Goats clear flames’ fuel like ‘a salad bar’
They’re small, ill-tempered, incessantly hungry and, if given the chance, they could play a much larger role in preventing the next round of California’s deadly wildfires. In a vast field next to a community college and over the fence from a state prison, about 200 goats are gnawing their way through a thicket of green foxtails that’s almost knee-high less than two weeks into spring.
“It’s like a salad bar. They love it,” said George Gonzales, who created his brush-clearing goat service 15 years ago.
Gonzales is one of a hodgepodge of goat and sheep herd owners around the state offering their services for brush control. This year, they say they have been swamped with requests after an unusually rainy winter resulted in a lush new growth. That’s because those moist, brilliant green hillsides could turn deadly when fire season begins in a few months as temperatures rise and the brush turns brown, tinderdry and highly flammable.
Wildfires at both ends of California last year claimed 89 lives and destroyed more than 13,000 homes and businesses, with $11.4 billion in insured losses, the California Department of Insurance reported. Gov. Gavin Newsom took the rare step last week of declaring a state of
Goat power is “another tool in the toolbox. It has its little niche, and that’s a good thing.” Scott McLean California Department of Forestry and Fire Protection
emergency ahead of this year’s fire season, clearing the way to spend millions on projects to reduce the danger.
Livestock, particularly goats, might be part of the solution, proponents said. The animals can get into narrow canyons and gullies that mowers can’t reach. Plus, they’re eco-friendly.
They’re “another tool in the toolbox,” said Scott McLean, spokesman for the California Department of Forestry and Fire Protection. “It has its little niche, and that’s a good thing.”
Out in Chino, a suburb east of Los Angeles, Gonzales’ Ranchito Tivo goats will chomp through some of the nastiest brush and weeds, including poison oak. He has 350 South African boar goats, which he says are hardy and well-suited to summer heat. It takes about 200 of them to clear about an acre a day.
Besides the 100 acres of state-owned property they have cleared for years in Chino, the herd is set this spring to chow down on brush surrounding a local school and a homeowner’s estate.
“I can’t take any more work,” he said. When worried homeowners call, “I tell them I can’t help them.”
Other goat and sheep operations around the state report likewise.
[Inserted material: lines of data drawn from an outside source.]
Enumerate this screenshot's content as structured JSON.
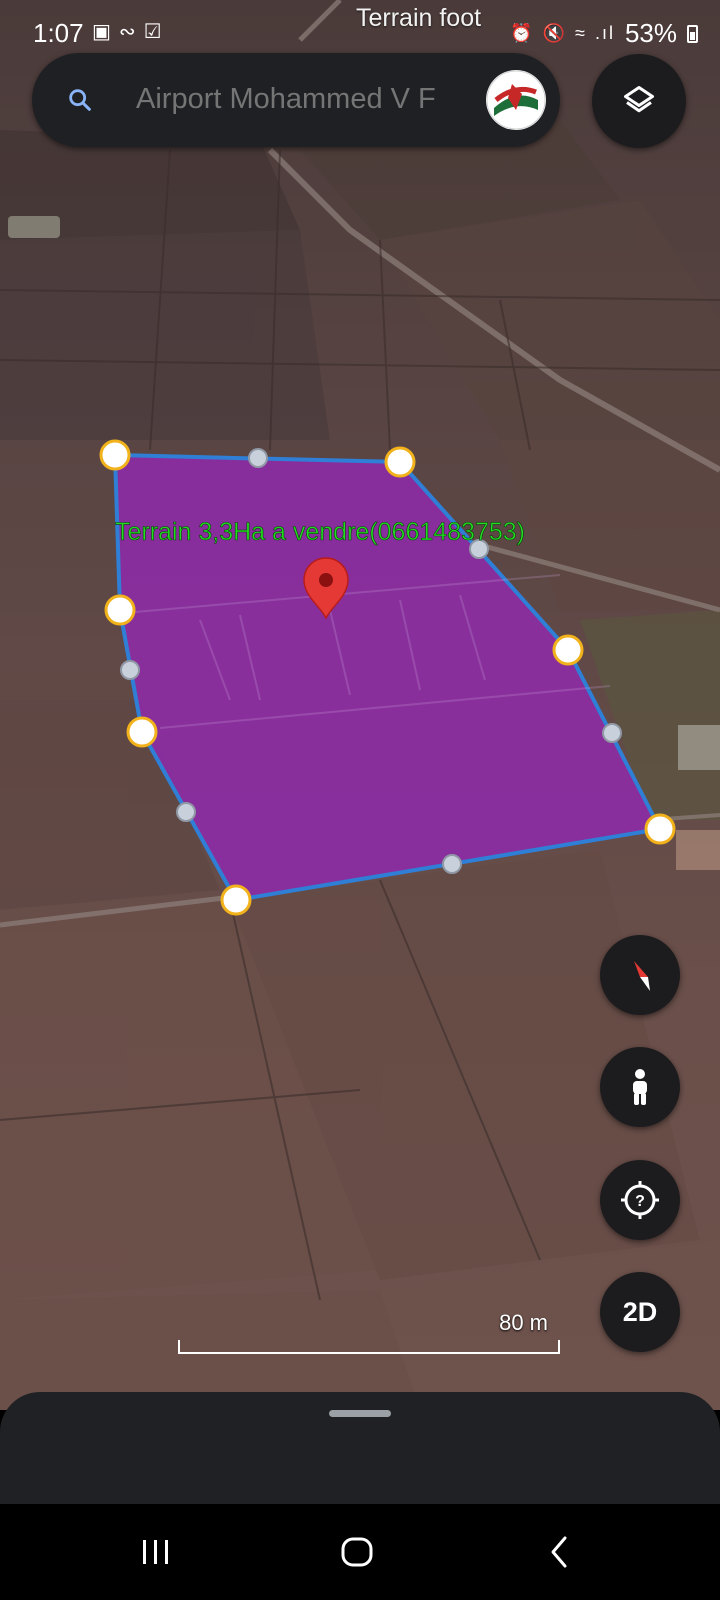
{
  "status_bar": {
    "time": "1:07",
    "battery": "53%",
    "project_title": "Terrain foot"
  },
  "search": {
    "placeholder": "Airport Mohammed V F"
  },
  "map": {
    "placemark_label": "Terrain 3,3Ha a vendre(0661483753)",
    "polygon_fill": "#8e2ba8",
    "polygon_stroke": "#2f7fd6",
    "label_color": "#22dd22",
    "scale_label": "80 m"
  },
  "controls": {
    "view_mode_label": "2D"
  },
  "icons": {
    "search": "search-icon",
    "layers": "layers-icon",
    "compass": "compass-icon",
    "pegman": "pegman-icon",
    "locate": "locate-icon",
    "recents": "recents-icon",
    "home": "home-icon",
    "back": "back-icon"
  }
}
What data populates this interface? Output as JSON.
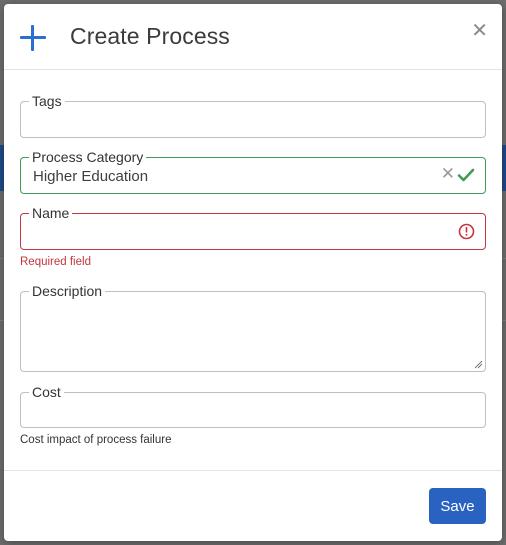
{
  "dialog": {
    "title": "Create Process",
    "icon": "plus-icon",
    "close_icon": "close-icon",
    "accent_color": "#2a6fd1"
  },
  "fields": {
    "tags": {
      "label": "Tags",
      "value": ""
    },
    "process_category": {
      "label": "Process Category",
      "value": "Higher Education",
      "status": "valid",
      "status_color": "#3e9b58"
    },
    "name": {
      "label": "Name",
      "value": "",
      "error": "Required field",
      "error_color": "#c7353c"
    },
    "description": {
      "label": "Description",
      "value": ""
    },
    "cost": {
      "label": "Cost",
      "value": "",
      "helper": "Cost impact of process failure"
    }
  },
  "footer": {
    "save_label": "Save",
    "save_color": "#2a62c2"
  }
}
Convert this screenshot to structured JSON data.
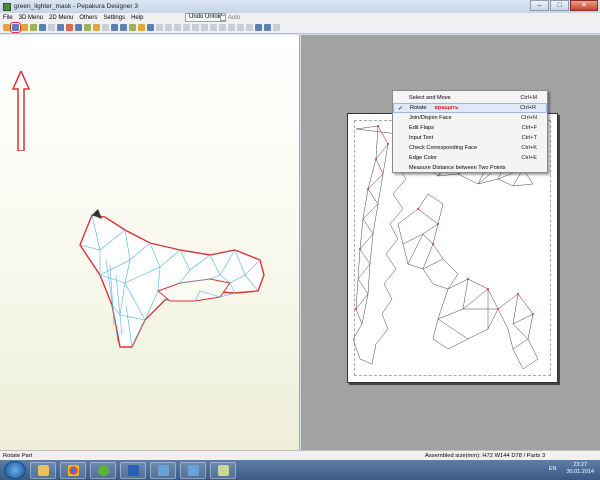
{
  "window": {
    "title": "green_lighter_mask - Pepakura Designer 3",
    "min": "–",
    "max": "□",
    "close": "✕"
  },
  "menu": {
    "items": [
      "File",
      "3D Menu",
      "2D Menu",
      "Others",
      "Settings",
      "Help"
    ],
    "undo_unfold": "Undo Unfold",
    "auto": "Auto"
  },
  "context_menu": {
    "items": [
      {
        "label": "Select and Move",
        "shortcut": "Ctrl+M",
        "checked": false,
        "note": ""
      },
      {
        "label": "Rotate",
        "shortcut": "Ctrl+R",
        "checked": true,
        "note": "вращать"
      },
      {
        "label": "Join/Disjoin Face",
        "shortcut": "Ctrl+N",
        "checked": false,
        "note": ""
      },
      {
        "label": "Edit Flaps",
        "shortcut": "Ctrl+F",
        "checked": false,
        "note": ""
      },
      {
        "label": "Input Text",
        "shortcut": "Ctrl+T",
        "checked": false,
        "note": ""
      },
      {
        "label": "Check Corresponding Face",
        "shortcut": "Ctrl+K",
        "checked": false,
        "note": ""
      },
      {
        "label": "Edge Color",
        "shortcut": "Ctrl+E",
        "checked": false,
        "note": ""
      },
      {
        "label": "Measure Distance between Two Points",
        "shortcut": "",
        "checked": false,
        "note": ""
      }
    ]
  },
  "status": {
    "left": "Rotate Part",
    "right": "Assembled size(mm): H72 W144 D78 / Parts 3"
  },
  "taskbar": {
    "lang": "EN",
    "time": "23:27",
    "date": "30.01.2014"
  },
  "colors": {
    "highlight_red": "#e03030",
    "mesh_blue": "#4fb3d9"
  }
}
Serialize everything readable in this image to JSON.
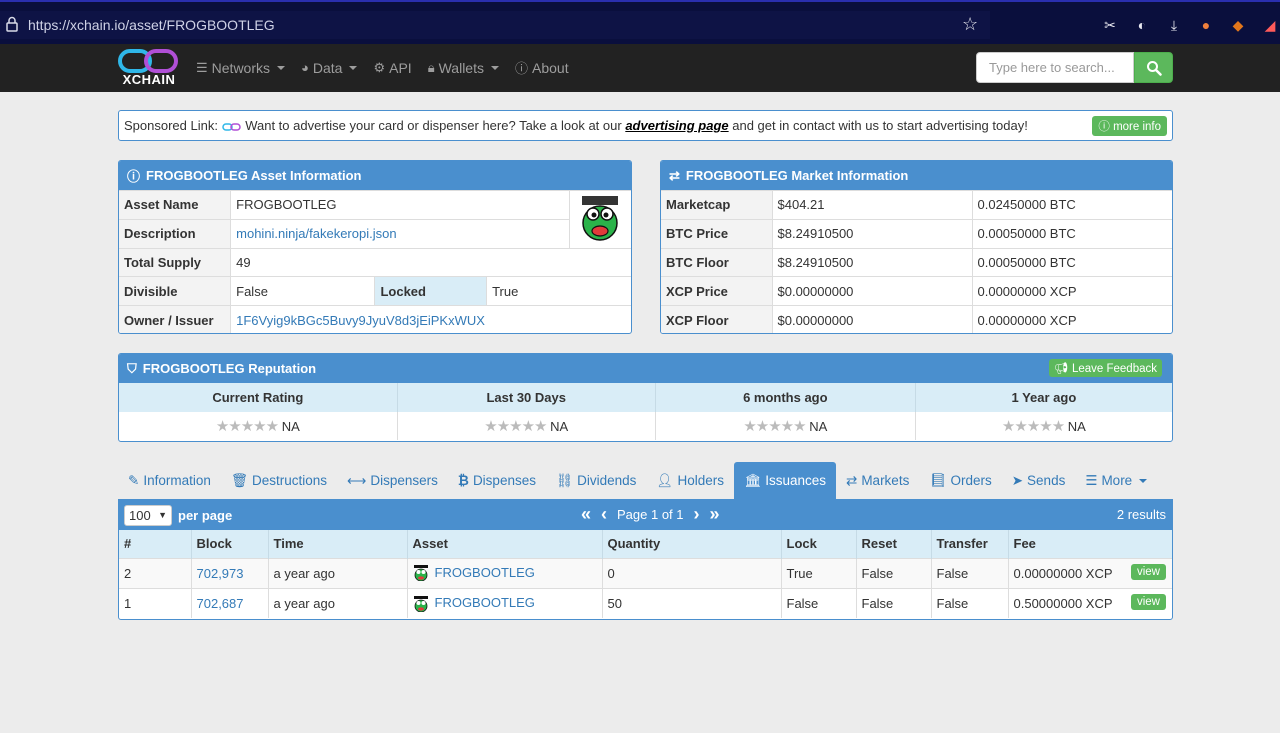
{
  "browser": {
    "url": "https://xchain.io/asset/FROGBOOTLEG"
  },
  "navbar": {
    "logo_text": "XCHAIN",
    "items": [
      {
        "label": "Networks",
        "icon": "database-icon",
        "dropdown": true
      },
      {
        "label": "Data",
        "icon": "dashboard-icon",
        "dropdown": true
      },
      {
        "label": "API",
        "icon": "gears-icon",
        "dropdown": false
      },
      {
        "label": "Wallets",
        "icon": "lock-icon",
        "dropdown": true
      },
      {
        "label": "About",
        "icon": "info-icon",
        "dropdown": false
      }
    ],
    "search_placeholder": "Type here to search..."
  },
  "sponsored": {
    "prefix": "Sponsored Link:",
    "text_before": "Want to advertise your card or dispenser here? Take a look at our",
    "link": "advertising page",
    "text_after": "and get in contact with us to start advertising today!",
    "button": "more info"
  },
  "asset_info": {
    "title": "FROGBOOTLEG Asset Information",
    "rows": {
      "asset_name_label": "Asset Name",
      "asset_name": "FROGBOOTLEG",
      "description_label": "Description",
      "description": "mohini.ninja/fakekeropi.json",
      "total_supply_label": "Total Supply",
      "total_supply": "49",
      "divisible_label": "Divisible",
      "divisible": "False",
      "locked_label": "Locked",
      "locked": "True",
      "owner_label": "Owner / Issuer",
      "owner": "1F6Vyig9kBGc5Buvy9JyuV8d3jEiPKxWUX"
    }
  },
  "market_info": {
    "title": "FROGBOOTLEG Market Information",
    "rows": [
      {
        "label": "Marketcap",
        "usd": "$404.21",
        "native": "0.02450000 BTC"
      },
      {
        "label": "BTC Price",
        "usd": "$8.24910500",
        "native": "0.00050000 BTC"
      },
      {
        "label": "BTC Floor",
        "usd": "$8.24910500",
        "native": "0.00050000 BTC"
      },
      {
        "label": "XCP Price",
        "usd": "$0.00000000",
        "native": "0.00000000 XCP"
      },
      {
        "label": "XCP Floor",
        "usd": "$0.00000000",
        "native": "0.00000000 XCP"
      }
    ]
  },
  "reputation": {
    "title": "FROGBOOTLEG Reputation",
    "feedback_button": "Leave Feedback",
    "columns": [
      "Current Rating",
      "Last 30 Days",
      "6 months ago",
      "1 Year ago"
    ],
    "values": [
      "NA",
      "NA",
      "NA",
      "NA"
    ]
  },
  "tabs": [
    {
      "label": "Information",
      "icon": "wrench-icon"
    },
    {
      "label": "Destructions",
      "icon": "trash-icon"
    },
    {
      "label": "Dispensers",
      "icon": "arrows-h-icon"
    },
    {
      "label": "Dispenses",
      "icon": "bitcoin-icon"
    },
    {
      "label": "Dividends",
      "icon": "sitemap-icon"
    },
    {
      "label": "Holders",
      "icon": "user-icon"
    },
    {
      "label": "Issuances",
      "icon": "bank-icon",
      "active": true
    },
    {
      "label": "Markets",
      "icon": "exchange-icon"
    },
    {
      "label": "Orders",
      "icon": "book-icon"
    },
    {
      "label": "Sends",
      "icon": "paper-plane-icon"
    },
    {
      "label": "More",
      "icon": "list-icon",
      "dropdown": true
    }
  ],
  "issuances": {
    "per_page_value": "100",
    "per_page_label": "per page",
    "page_text": "Page 1 of 1",
    "results_text": "2 results",
    "headers": [
      "#",
      "Block",
      "Time",
      "Asset",
      "Quantity",
      "Lock",
      "Reset",
      "Transfer",
      "Fee"
    ],
    "rows": [
      {
        "num": "2",
        "block": "702,973",
        "time": "a year ago",
        "asset": "FROGBOOTLEG",
        "quantity": "0",
        "lock": "True",
        "reset": "False",
        "transfer": "False",
        "fee": "0.00000000 XCP",
        "action": "view"
      },
      {
        "num": "1",
        "block": "702,687",
        "time": "a year ago",
        "asset": "FROGBOOTLEG",
        "quantity": "50",
        "lock": "False",
        "reset": "False",
        "transfer": "False",
        "fee": "0.50000000 XCP",
        "action": "view"
      }
    ]
  },
  "colors": {
    "primary": "#4a8fce",
    "success": "#5cb85c",
    "navbar": "#222222",
    "link": "#337ab7"
  }
}
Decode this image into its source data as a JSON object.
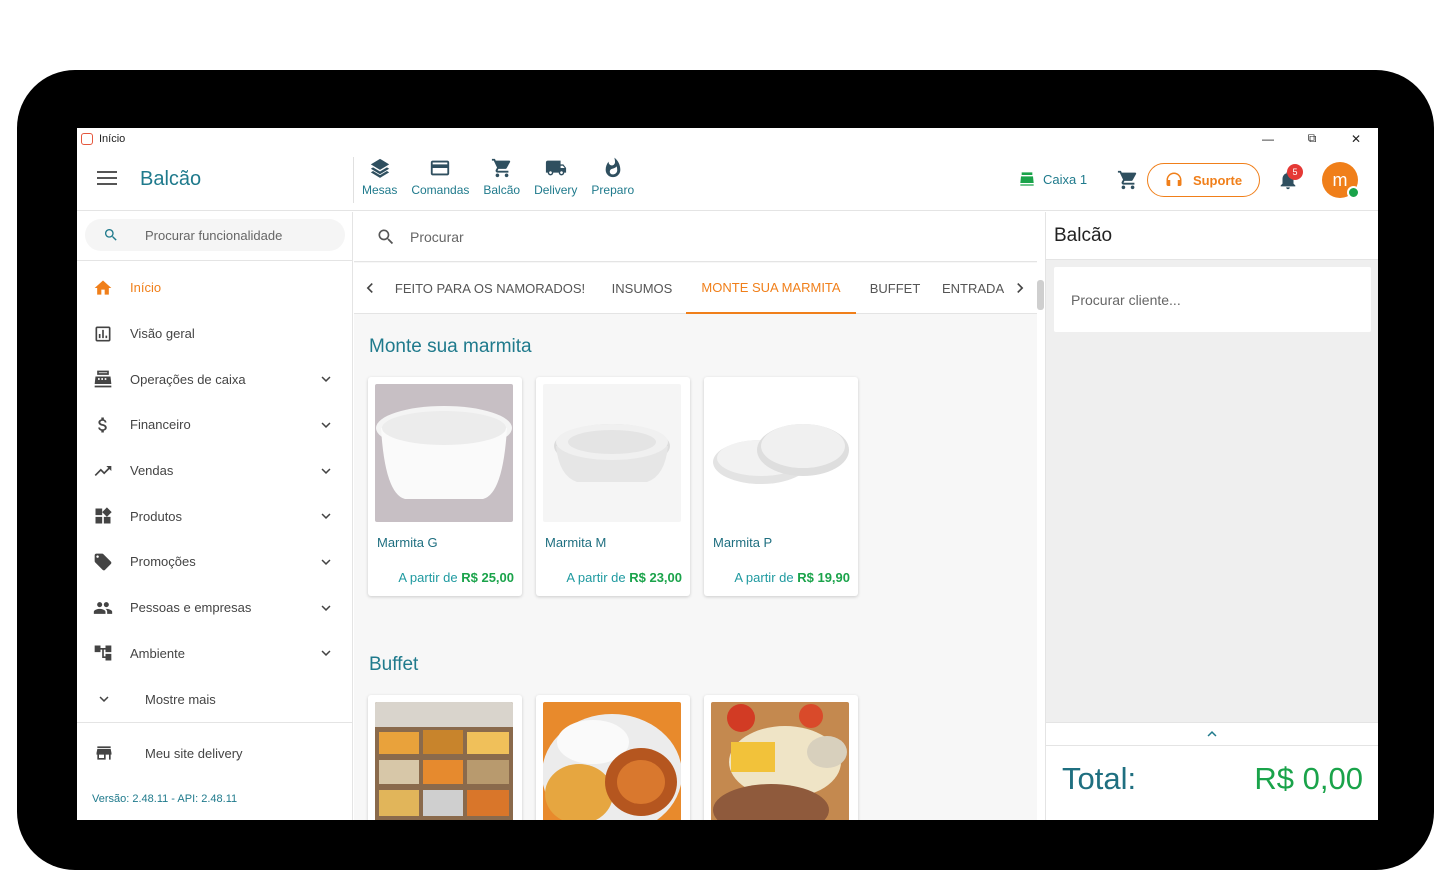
{
  "window": {
    "title": "Início"
  },
  "header": {
    "title": "Balcão",
    "nav": [
      {
        "label": "Mesas",
        "icon": "layers-icon"
      },
      {
        "label": "Comandas",
        "icon": "card-icon"
      },
      {
        "label": "Balcão",
        "icon": "cart-icon"
      },
      {
        "label": "Delivery",
        "icon": "truck-icon"
      },
      {
        "label": "Preparo",
        "icon": "flame-icon"
      }
    ],
    "caixa": "Caixa 1",
    "suporte": "Suporte",
    "notifications": "5",
    "avatar": "m"
  },
  "sidebar": {
    "search_placeholder": "Procurar funcionalidade",
    "items": [
      {
        "label": "Início",
        "icon": "home-icon",
        "active": true
      },
      {
        "label": "Visão geral",
        "icon": "chart-icon"
      },
      {
        "label": "Operações de caixa",
        "icon": "register-icon",
        "expand": true
      },
      {
        "label": "Financeiro",
        "icon": "dollar-icon",
        "expand": true
      },
      {
        "label": "Vendas",
        "icon": "trend-icon",
        "expand": true
      },
      {
        "label": "Produtos",
        "icon": "widgets-icon",
        "expand": true
      },
      {
        "label": "Promoções",
        "icon": "tag-icon",
        "expand": true
      },
      {
        "label": "Pessoas e empresas",
        "icon": "people-icon",
        "expand": true
      },
      {
        "label": "Ambiente",
        "icon": "tree-icon",
        "expand": true
      },
      {
        "label": "Mostre mais",
        "icon": "chevron-down-icon"
      }
    ],
    "site_delivery": "Meu site delivery",
    "version": "Versão: 2.48.11 - API: 2.48.11"
  },
  "main": {
    "search_placeholder": "Procurar",
    "tabs": [
      "FEITO PARA OS NAMORADOS!",
      "INSUMOS",
      "MONTE SUA MARMITA",
      "BUFFET",
      "ENTRADA"
    ],
    "active_tab": 2,
    "sections": [
      {
        "title": "Monte sua marmita",
        "products": [
          {
            "name": "Marmita G",
            "price_prefix": "A partir de",
            "price": "R$ 25,00"
          },
          {
            "name": "Marmita M",
            "price_prefix": "A partir de",
            "price": "R$ 23,00"
          },
          {
            "name": "Marmita P",
            "price_prefix": "A partir de",
            "price": "R$ 19,90"
          }
        ]
      },
      {
        "title": "Buffet"
      }
    ]
  },
  "rightpanel": {
    "title": "Balcão",
    "client_placeholder": "Procurar cliente...",
    "total_label": "Total:",
    "total_value": "R$ 0,00"
  },
  "colors": {
    "accent": "#f07f1a",
    "teal": "#1f7a8c",
    "green": "#1aa34a"
  }
}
Mike Canaday, who owns about 8,500 goats and sheep as part of the Living Systems Land Management company he started with his wife in Coalinga, said it’s hard to remember a year when it has been so busy. He said he usually sends about 450 animals at a time, with goats preferring brush and sheep eating the grass. The animals rent for $500 an acre and up, and the price doubles in the high season with a 5-acre minimum.
The herd can’t just be let loose. He said the animals need to be transported, fenced in, given water and supervised by a couple of herders.
“This is not a get-rich-quick scheme,” Canaday said with a sigh.
One of his biggest triumphs came during the Woolsey Fire north of Los Angeles in November, a fire that destroyed 1,643 structures before burning into the Pacific Ocean.
At one point, the fire lay siege to a 1,226-home development called Morrison Ranch Estates in Agoura Hills, where Canaday’s goats had cleared a fire line. As hoped, the flames came to halt when they hit the line, though flying embers destroyed two homes and damaged a third.
“Even the firemen said it if wasn’t for the goats, it would have been a huge amount of damage,” said Jan Gerstel, president of the Morrison Ranch Estates Homeowners Association.
Canaday’s bid had been a quarter of what it would have cost to hire a human crew to cut the fire break. Locals have become used to seeing goats every year. “We have goat parties (with) kids setting up lemonade stands,” Gerstel said.
There have been unhappy incidents. One year, a goat standing on its hind legs to reach leaves on a tree limb managed to open a gate. A resident arrived home to find “300 goats in his backyard eating his roses and pretty much everything else,” Gerstel said.
The incident blew over once the man was compensated. Now, after the fire, “goats are the heroes,” Gerstel said.
Gonzales said lawmakers are recognizing the role goats and other livestock can play.
“The fire danger is tremendous. Now they realize it,” he said. “Goat power is the way to go.”
George Gonzales’ herd of goats in Chino, Calif., is available – and in great demand – for brush control.